Data shown:

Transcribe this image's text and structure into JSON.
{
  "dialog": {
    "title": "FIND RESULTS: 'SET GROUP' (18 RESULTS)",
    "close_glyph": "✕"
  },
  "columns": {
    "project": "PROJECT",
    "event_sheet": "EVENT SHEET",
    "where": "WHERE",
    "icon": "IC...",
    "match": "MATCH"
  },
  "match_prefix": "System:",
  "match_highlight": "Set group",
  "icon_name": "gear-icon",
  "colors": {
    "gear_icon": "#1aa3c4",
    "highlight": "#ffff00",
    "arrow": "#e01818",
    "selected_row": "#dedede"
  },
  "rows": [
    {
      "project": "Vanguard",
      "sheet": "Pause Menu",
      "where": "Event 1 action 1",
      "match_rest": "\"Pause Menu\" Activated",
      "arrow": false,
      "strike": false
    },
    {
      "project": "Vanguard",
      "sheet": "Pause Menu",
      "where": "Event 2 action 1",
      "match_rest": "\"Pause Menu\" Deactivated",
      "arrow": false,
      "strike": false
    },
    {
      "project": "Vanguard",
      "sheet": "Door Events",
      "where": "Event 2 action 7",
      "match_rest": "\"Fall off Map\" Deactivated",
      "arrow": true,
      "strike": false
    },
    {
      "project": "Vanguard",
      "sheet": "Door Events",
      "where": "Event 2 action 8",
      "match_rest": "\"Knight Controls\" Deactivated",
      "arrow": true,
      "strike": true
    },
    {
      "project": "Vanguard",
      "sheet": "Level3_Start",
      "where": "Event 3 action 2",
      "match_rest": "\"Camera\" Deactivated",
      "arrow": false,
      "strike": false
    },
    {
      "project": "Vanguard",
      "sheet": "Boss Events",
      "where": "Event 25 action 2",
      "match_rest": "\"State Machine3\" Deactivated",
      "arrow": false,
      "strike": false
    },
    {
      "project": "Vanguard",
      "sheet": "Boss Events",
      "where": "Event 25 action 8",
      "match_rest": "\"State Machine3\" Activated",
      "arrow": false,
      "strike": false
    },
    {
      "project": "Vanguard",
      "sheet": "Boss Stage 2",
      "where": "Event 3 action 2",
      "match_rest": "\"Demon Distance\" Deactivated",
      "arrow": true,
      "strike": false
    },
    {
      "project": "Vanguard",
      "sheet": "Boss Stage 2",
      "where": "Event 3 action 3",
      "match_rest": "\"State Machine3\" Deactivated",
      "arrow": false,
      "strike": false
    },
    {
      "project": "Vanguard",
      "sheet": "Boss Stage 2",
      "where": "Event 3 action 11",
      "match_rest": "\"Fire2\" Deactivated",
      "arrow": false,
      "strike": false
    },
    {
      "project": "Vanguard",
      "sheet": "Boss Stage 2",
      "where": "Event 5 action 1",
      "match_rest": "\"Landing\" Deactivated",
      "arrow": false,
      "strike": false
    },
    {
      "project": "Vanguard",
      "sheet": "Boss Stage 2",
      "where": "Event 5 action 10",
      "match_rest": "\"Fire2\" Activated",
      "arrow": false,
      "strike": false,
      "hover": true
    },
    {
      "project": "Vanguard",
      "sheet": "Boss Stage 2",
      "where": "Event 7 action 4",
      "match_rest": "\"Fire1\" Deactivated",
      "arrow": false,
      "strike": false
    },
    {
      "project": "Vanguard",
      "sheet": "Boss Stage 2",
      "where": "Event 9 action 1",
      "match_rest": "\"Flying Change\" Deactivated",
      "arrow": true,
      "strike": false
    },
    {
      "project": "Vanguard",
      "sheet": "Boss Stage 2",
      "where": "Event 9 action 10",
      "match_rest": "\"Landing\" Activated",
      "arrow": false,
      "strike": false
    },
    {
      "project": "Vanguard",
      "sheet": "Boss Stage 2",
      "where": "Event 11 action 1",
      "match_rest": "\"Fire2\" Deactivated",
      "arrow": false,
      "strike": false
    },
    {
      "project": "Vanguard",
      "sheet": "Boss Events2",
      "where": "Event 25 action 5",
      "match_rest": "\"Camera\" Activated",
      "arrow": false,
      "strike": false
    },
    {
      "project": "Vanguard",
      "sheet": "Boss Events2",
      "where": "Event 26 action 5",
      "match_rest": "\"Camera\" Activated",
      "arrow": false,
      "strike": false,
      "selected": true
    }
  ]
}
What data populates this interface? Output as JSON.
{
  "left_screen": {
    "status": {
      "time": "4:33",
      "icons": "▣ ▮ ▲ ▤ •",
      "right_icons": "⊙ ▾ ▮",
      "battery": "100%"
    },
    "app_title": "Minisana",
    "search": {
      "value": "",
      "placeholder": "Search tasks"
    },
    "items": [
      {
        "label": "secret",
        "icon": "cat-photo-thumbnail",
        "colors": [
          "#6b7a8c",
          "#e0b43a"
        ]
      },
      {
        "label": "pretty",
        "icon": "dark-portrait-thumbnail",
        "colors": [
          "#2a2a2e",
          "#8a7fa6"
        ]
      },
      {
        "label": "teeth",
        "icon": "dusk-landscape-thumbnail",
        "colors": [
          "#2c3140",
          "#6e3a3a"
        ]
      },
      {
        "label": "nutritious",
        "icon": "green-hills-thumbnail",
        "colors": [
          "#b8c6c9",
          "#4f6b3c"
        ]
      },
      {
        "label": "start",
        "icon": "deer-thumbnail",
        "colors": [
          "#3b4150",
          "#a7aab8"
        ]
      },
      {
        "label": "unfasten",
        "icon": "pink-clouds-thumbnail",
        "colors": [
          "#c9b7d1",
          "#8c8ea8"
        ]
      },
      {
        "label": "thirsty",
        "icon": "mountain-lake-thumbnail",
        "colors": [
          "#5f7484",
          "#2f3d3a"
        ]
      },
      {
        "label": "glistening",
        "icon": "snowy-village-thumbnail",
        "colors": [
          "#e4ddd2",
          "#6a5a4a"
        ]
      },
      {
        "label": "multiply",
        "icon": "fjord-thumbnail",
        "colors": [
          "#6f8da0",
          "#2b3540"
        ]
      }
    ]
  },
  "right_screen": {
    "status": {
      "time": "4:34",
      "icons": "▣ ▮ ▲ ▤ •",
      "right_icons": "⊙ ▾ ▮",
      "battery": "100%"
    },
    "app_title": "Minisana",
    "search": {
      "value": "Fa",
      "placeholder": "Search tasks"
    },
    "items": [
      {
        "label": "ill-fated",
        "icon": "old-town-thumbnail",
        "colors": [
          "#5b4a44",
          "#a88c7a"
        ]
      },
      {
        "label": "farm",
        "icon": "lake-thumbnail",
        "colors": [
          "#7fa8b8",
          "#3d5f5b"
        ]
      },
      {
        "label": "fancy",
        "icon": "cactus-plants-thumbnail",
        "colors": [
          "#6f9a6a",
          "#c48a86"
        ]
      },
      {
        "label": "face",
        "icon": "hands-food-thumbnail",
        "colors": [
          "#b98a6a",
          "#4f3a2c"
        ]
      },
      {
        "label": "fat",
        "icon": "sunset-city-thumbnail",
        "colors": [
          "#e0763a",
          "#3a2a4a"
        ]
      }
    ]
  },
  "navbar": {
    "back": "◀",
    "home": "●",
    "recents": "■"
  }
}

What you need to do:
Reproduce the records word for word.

Task answer:
Transcribe this image's text and structure into JSON.
{
  "dialog": {
    "title": "FIND RESULTS: 'SET GROUP' (18 RESULTS)",
    "close_glyph": "✕"
  },
  "columns": {
    "project": "PROJECT",
    "event_sheet": "EVENT SHEET",
    "where": "WHERE",
    "icon": "IC...",
    "match": "MATCH"
  },
  "match_prefix": "System:",
  "match_highlight": "Set group",
  "icon_name": "gear-icon",
  "colors": {
    "gear_icon": "#1aa3c4",
    "highlight": "#ffff00",
    "arrow": "#e01818",
    "selected_row": "#dedede"
  },
  "rows": [
    {
      "project": "Vanguard",
      "sheet": "Pause Menu",
      "where": "Event 1 action 1",
      "match_rest": "\"Pause Menu\" Activated",
      "arrow": false,
      "strike": false
    },
    {
      "project": "Vanguard",
      "sheet": "Pause Menu",
      "where": "Event 2 action 1",
      "match_rest": "\"Pause Menu\" Deactivated",
      "arrow": false,
      "strike": false
    },
    {
      "project": "Vanguard",
      "sheet": "Door Events",
      "where": "Event 2 action 7",
      "match_rest": "\"Fall off Map\" Deactivated",
      "arrow": true,
      "strike": false
    },
    {
      "project": "Vanguard",
      "sheet": "Door Events",
      "where": "Event 2 action 8",
      "match_rest": "\"Knight Controls\" Deactivated",
      "arrow": true,
      "strike": true
    },
    {
      "project": "Vanguard",
      "sheet": "Level3_Start",
      "where": "Event 3 action 2",
      "match_rest": "\"Camera\" Deactivated",
      "arrow": false,
      "strike": false
    },
    {
      "project": "Vanguard",
      "sheet": "Boss Events",
      "where": "Event 25 action 2",
      "match_rest": "\"State Machine3\" Deactivated",
      "arrow": false,
      "strike": false
    },
    {
      "project": "Vanguard",
      "sheet": "Boss Events",
      "where": "Event 25 action 8",
      "match_rest": "\"State Machine3\" Activated",
      "arrow": false,
      "strike": false
    },
    {
      "project": "Vanguard",
      "sheet": "Boss Stage 2",
      "where": "Event 3 action 2",
      "match_rest": "\"Demon Distance\" Deactivated",
      "arrow": true,
      "strike": false
    },
    {
      "project": "Vanguard",
      "sheet": "Boss Stage 2",
      "where": "Event 3 action 3",
      "match_rest": "\"State Machine3\" Deactivated",
      "arrow": false,
      "strike": false
    },
    {
      "project": "Vanguard",
      "sheet": "Boss Stage 2",
      "where": "Event 3 action 11",
      "match_rest": "\"Fire2\" Deactivated",
      "arrow": false,
      "strike": false
    },
    {
      "project": "Vanguard",
      "sheet": "Boss Stage 2",
      "where": "Event 5 action 1",
      "match_rest": "\"Landing\" Deactivated",
      "arrow": false,
      "strike": false
    },
    {
      "project": "Vanguard",
      "sheet": "Boss Stage 2",
      "where": "Event 5 action 10",
      "match_rest": "\"Fire2\" Activated",
      "arrow": false,
      "strike": false,
      "hover": true
    },
    {
      "project": "Vanguard",
      "sheet": "Boss Stage 2",
      "where": "Event 7 action 4",
      "match_rest": "\"Fire1\" Deactivated",
      "arrow": false,
      "strike": false
    },
    {
      "project": "Vanguard",
      "sheet": "Boss Stage 2",
      "where": "Event 9 action 1",
      "match_rest": "\"Flying Change\" Deactivated",
      "arrow": true,
      "strike": false
    },
    {
      "project": "Vanguard",
      "sheet": "Boss Stage 2",
      "where": "Event 9 action 10",
      "match_rest": "\"Landing\" Activated",
      "arrow": false,
      "strike": false
    },
    {
      "project": "Vanguard",
      "sheet": "Boss Stage 2",
      "where": "Event 11 action 1",
      "match_rest": "\"Fire2\" Deactivated",
      "arrow": false,
      "strike": false
    },
    {
      "project": "Vanguard",
      "sheet": "Boss Events2",
      "where": "Event 25 action 5",
      "match_rest": "\"Camera\" Activated",
      "arrow": false,
      "strike": false
    },
    {
      "project": "Vanguard",
      "sheet": "Boss Events2",
      "where": "Event 26 action 5",
      "match_rest": "\"Camera\" Activated",
      "arrow": false,
      "strike": false,
      "selected": true
    }
  ]
}
What data populates this interface? Output as JSON.
{
  "left_screen": {
    "status": {
      "time": "4:33",
      "icons": "▣ ▮ ▲ ▤ •",
      "right_icons": "⊙ ▾ ▮",
      "battery": "100%"
    },
    "app_title": "Minisana",
    "search": {
      "value": "",
      "placeholder": "Search tasks"
    },
    "items": [
      {
        "label": "secret",
        "icon": "cat-photo-thumbnail",
        "colors": [
          "#6b7a8c",
          "#e0b43a"
        ]
      },
      {
        "label": "pretty",
        "icon": "dark-portrait-thumbnail",
        "colors": [
          "#2a2a2e",
          "#8a7fa6"
        ]
      },
      {
        "label": "teeth",
        "icon": "dusk-landscape-thumbnail",
        "colors": [
          "#2c3140",
          "#6e3a3a"
        ]
      },
      {
        "label": "nutritious",
        "icon": "green-hills-thumbnail",
        "colors": [
          "#b8c6c9",
          "#4f6b3c"
        ]
      },
      {
        "label": "start",
        "icon": "deer-thumbnail",
        "colors": [
          "#3b4150",
          "#a7aab8"
        ]
      },
      {
        "label": "unfasten",
        "icon": "pink-clouds-thumbnail",
        "colors": [
          "#c9b7d1",
          "#8c8ea8"
        ]
      },
      {
        "label": "thirsty",
        "icon": "mountain-lake-thumbnail",
        "colors": [
          "#5f7484",
          "#2f3d3a"
        ]
      },
      {
        "label": "glistening",
        "icon": "snowy-village-thumbnail",
        "colors": [
          "#e4ddd2",
          "#6a5a4a"
        ]
      },
      {
        "label": "multiply",
        "icon": "fjord-thumbnail",
        "colors": [
          "#6f8da0",
          "#2b3540"
        ]
      }
    ]
  },
  "right_screen": {
    "status": {
      "time": "4:34",
      "icons": "▣ ▮ ▲ ▤ •",
      "right_icons": "⊙ ▾ ▮",
      "battery": "100%"
    },
    "app_title": "Minisana",
    "search": {
      "value": "Fa",
      "placeholder": "Search tasks"
    },
    "items": [
      {
        "label": "ill-fated",
        "icon": "old-town-thumbnail",
        "colors": [
          "#5b4a44",
          "#a88c7a"
        ]
      },
      {
        "label": "farm",
        "icon": "lake-thumbnail",
        "colors": [
          "#7fa8b8",
          "#3d5f5b"
        ]
      },
      {
        "label": "fancy",
        "icon": "cactus-plants-thumbnail",
        "colors": [
          "#6f9a6a",
          "#c48a86"
        ]
      },
      {
        "label": "face",
        "icon": "hands-food-thumbnail",
        "colors": [
          "#b98a6a",
          "#4f3a2c"
        ]
      },
      {
        "label": "fat",
        "icon": "sunset-city-thumbnail",
        "colors": [
          "#e0763a",
          "#3a2a4a"
        ]
      }
    ]
  },
  "navbar": {
    "back": "◀",
    "home": "●",
    "recents": "■"
  }
}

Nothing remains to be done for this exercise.